The original Greek settles the question of the kind of life, clearly and unmistakably. While it is continually taught that in Christ we have zoee, even zoee everlasting, it nowhere says that he laid down his zoee for us. On the contrary it plainly and invariably states that the life he gave was the psuchee [natural, or blood life.] We will quote a few texts. “The son of man came not to be ministered to, but to minister, and to give his life (psuchee) a ransom for many.” Matt. 20:28, Mark 10:45. “The good Shepherd lays down his psuchee for the sheep.” John 10:11. This declaration is stronger when we notice that in the verse previous Christ says, “I came that they may have zoee,” &c. Following, he reiterates “I lay down my psuchee for the sheep. … For this my Father loves me, because I lay down my life that I may receive (a) it again, no one forces (b) it from me, but I lay it down of myself. I have authority (c) to lay it down, and I have authority to receive it again. This commandment I received from my Father.” Although Christ here speaks of receiving it again, it does not of necessity mean that when he rose from the dead he took again the blood life. Simply, he had authority, or an arrangement with the Father to live again. The nature of his resurrection life we learn from other scriptures. The passage in this respect is similar to John 12:25. “He that hates his psuchee in this world, shall keep it unto zoee eternal: when mortality shall be swallowed up by zoee.
We have a strong contrast in the following. “We know that we have passed out of death into zoee, because we love the brethren. He that loves not his brother abides in death [During the enjoyment of the blood life (psukee,) mankind are under the dominion of death.] … In this we know love, that he laid down his psuchee for us; and we ought to lay down our lives (psukas) for the brethren.” “Greater love hath no one than this, that one lay down his psuchee for his friends.” No one is ever supposed to lay down the zoee.
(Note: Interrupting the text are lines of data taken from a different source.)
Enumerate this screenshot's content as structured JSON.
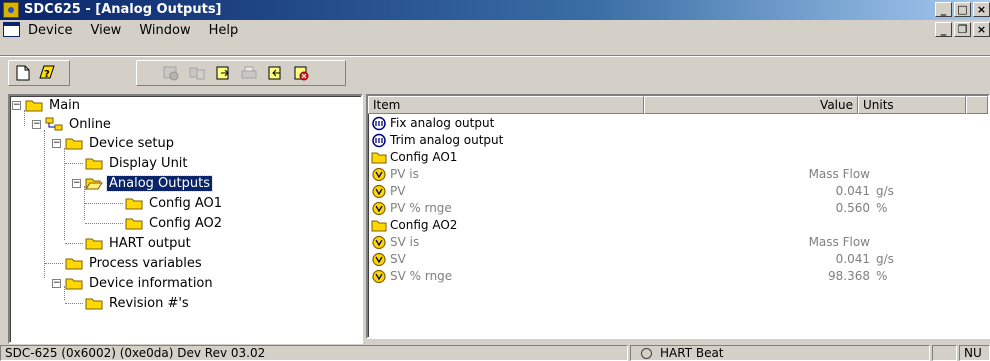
{
  "window": {
    "title": "SDC625 - [Analog Outputs]",
    "minimize": "_",
    "maximize": "□",
    "close": "×"
  },
  "menubar": {
    "items": [
      "Device",
      "View",
      "Window",
      "Help"
    ],
    "mdi_minimize": "_",
    "mdi_restore": "❐",
    "mdi_close": "×"
  },
  "toolbar": {
    "buttons": [
      "new-icon",
      "help-icon",
      "properties-icon",
      "compare-icon",
      "export-icon",
      "print-icon",
      "import-icon",
      "close-device-icon"
    ]
  },
  "tree": {
    "nodes": [
      {
        "label": "Main",
        "expander": "−",
        "icon": "folder-icon"
      },
      {
        "label": "Online",
        "expander": "−",
        "icon": "network-icon"
      },
      {
        "label": "Device setup",
        "expander": "−",
        "icon": "folder-icon"
      },
      {
        "label": "Display Unit",
        "expander": "",
        "icon": "folder-icon"
      },
      {
        "label": "Analog Outputs",
        "expander": "−",
        "icon": "folder-open-icon",
        "selected": true
      },
      {
        "label": "Config AO1",
        "expander": "",
        "icon": "folder-icon"
      },
      {
        "label": "Config AO2",
        "expander": "",
        "icon": "folder-icon"
      },
      {
        "label": "HART output",
        "expander": "",
        "icon": "folder-icon"
      },
      {
        "label": "Process variables",
        "expander": "",
        "icon": "folder-icon"
      },
      {
        "label": "Device information",
        "expander": "−",
        "icon": "folder-icon"
      },
      {
        "label": "Revision #'s",
        "expander": "",
        "icon": "folder-icon"
      }
    ]
  },
  "list": {
    "headers": {
      "item": "Item",
      "value": "Value",
      "units": "Units"
    },
    "rows": [
      {
        "icon": "method-icon",
        "item": "Fix analog output",
        "value": "",
        "units": "",
        "kind": "method"
      },
      {
        "icon": "method-icon",
        "item": "Trim analog output",
        "value": "",
        "units": "",
        "kind": "method"
      },
      {
        "icon": "folder-icon",
        "item": "Config AO1",
        "value": "",
        "units": "",
        "kind": "folder"
      },
      {
        "icon": "variable-icon",
        "item": "PV is",
        "value": "Mass Flow",
        "units": "",
        "kind": "var"
      },
      {
        "icon": "variable-icon",
        "item": "PV",
        "value": "0.041",
        "units": "g/s",
        "kind": "var"
      },
      {
        "icon": "variable-icon",
        "item": "PV % rnge",
        "value": "0.560",
        "units": "%",
        "kind": "var"
      },
      {
        "icon": "folder-icon",
        "item": "Config AO2",
        "value": "",
        "units": "",
        "kind": "folder"
      },
      {
        "icon": "variable-icon",
        "item": "SV is",
        "value": "Mass Flow",
        "units": "",
        "kind": "var"
      },
      {
        "icon": "variable-icon",
        "item": "SV",
        "value": "0.041",
        "units": "g/s",
        "kind": "var"
      },
      {
        "icon": "variable-icon",
        "item": "SV % rnge",
        "value": "98.368",
        "units": "%",
        "kind": "var"
      }
    ]
  },
  "status": {
    "device": "SDC-625   (0x6002)  (0xe0da) Dev Rev 03.02",
    "hart": "HART Beat",
    "num": "NU"
  }
}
What each of his lives (psuchee and zoee) do for us we have in Rom. 5:10. “For if being enemies, we were reconciled to God through the death of his Son, [the laying down of the blood life or psuchee] much more, being reconciled, shall we be saved [by the impartation of his spiritual nature, and the benefits that follow,] by his zoee. As to the origin of this higher life, and how it comes to us we have John 5:26, “As the Father has zoee in himself, so he gave also to the Son to have zoee in himself.” “For this is the will of my Father, that every one who sees the Son, and believes on him, may have everlasting zoee” &c. By the arrangement above noted, Jesus our Lord has become “Author of zoee,” “Prince of zoee,” “Bread of zoee,” and mark it, “The resurrection and the zoee.” The Resurrection to all, the Zoee to believers. “Marvel not at this; for an hour is coming, in which all that are in the graves shall hear his voice, and shall come forth; they that did good, to the resurrection of life (zoee,) and they that did evil, to the resurrection of judgment.”—Am. Bible Union Version. “These are written, that ye might believe that Jesus is the Christ (anointed,) the Son of God, and that believing ye may have zoee in his name.”
a.—Greek. Lambano. The original signification of the word is two-fold; one to take, the other to receive; (I) to take, grasp, seize, to gain, win, &c.; (II) to have given one, receive, get, &c. b.—Greek, Aireo, to take, grasp, seize, conquer, overpower, &c. c.—Greek, Exonsia, power, authority to do a thing, permission, resources, &c.
W. I. M.
Remarks by the Editor. This is very satisfactory and we think should and will, end controversy as to what life Jesus gave for our ransom from death. Our natural life (psuchee) is forfeited. Our Lord became our substitute and gave his psuchee for ours and then as a gift offers believers his Zoee eternal.
— November, 1879 —